Interface dataset entries:

'''

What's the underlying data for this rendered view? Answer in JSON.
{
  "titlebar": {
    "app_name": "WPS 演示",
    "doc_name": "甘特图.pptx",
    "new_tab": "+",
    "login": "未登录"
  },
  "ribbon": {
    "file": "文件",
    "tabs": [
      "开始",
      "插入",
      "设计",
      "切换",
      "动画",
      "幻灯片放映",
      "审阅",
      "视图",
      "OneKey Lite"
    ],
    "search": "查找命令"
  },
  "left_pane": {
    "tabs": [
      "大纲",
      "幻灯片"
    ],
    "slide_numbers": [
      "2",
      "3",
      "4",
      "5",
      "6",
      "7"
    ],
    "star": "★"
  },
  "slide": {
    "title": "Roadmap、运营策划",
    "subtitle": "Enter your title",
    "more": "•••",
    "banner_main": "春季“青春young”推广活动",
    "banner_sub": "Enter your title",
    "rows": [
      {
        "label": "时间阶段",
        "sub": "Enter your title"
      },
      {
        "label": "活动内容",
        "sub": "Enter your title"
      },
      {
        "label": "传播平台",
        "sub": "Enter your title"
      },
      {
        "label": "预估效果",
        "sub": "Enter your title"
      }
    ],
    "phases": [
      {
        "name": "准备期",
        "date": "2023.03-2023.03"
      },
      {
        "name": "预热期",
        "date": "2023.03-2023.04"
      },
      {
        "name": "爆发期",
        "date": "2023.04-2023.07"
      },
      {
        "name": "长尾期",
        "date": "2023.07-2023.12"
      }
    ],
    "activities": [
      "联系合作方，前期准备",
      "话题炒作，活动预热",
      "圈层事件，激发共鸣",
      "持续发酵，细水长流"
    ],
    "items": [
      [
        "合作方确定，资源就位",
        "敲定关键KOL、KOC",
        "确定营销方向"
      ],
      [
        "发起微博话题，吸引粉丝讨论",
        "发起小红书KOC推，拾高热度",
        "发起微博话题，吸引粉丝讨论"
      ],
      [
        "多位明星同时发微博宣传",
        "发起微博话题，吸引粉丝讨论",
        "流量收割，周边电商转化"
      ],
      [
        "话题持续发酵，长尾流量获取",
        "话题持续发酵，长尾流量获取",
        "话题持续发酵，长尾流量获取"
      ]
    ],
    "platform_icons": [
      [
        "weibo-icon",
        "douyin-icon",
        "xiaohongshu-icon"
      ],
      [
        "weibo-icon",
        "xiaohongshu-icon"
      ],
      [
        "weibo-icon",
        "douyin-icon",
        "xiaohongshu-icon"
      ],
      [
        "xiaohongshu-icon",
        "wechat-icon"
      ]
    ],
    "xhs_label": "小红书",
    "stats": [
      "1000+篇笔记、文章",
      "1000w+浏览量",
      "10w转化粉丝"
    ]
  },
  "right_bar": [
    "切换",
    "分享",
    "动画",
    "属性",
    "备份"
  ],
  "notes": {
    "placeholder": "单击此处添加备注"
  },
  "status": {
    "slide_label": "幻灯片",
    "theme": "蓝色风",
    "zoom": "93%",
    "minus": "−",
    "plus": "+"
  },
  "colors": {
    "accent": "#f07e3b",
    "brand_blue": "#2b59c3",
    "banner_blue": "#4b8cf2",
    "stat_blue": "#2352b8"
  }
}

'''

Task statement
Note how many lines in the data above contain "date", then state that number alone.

Answer below
4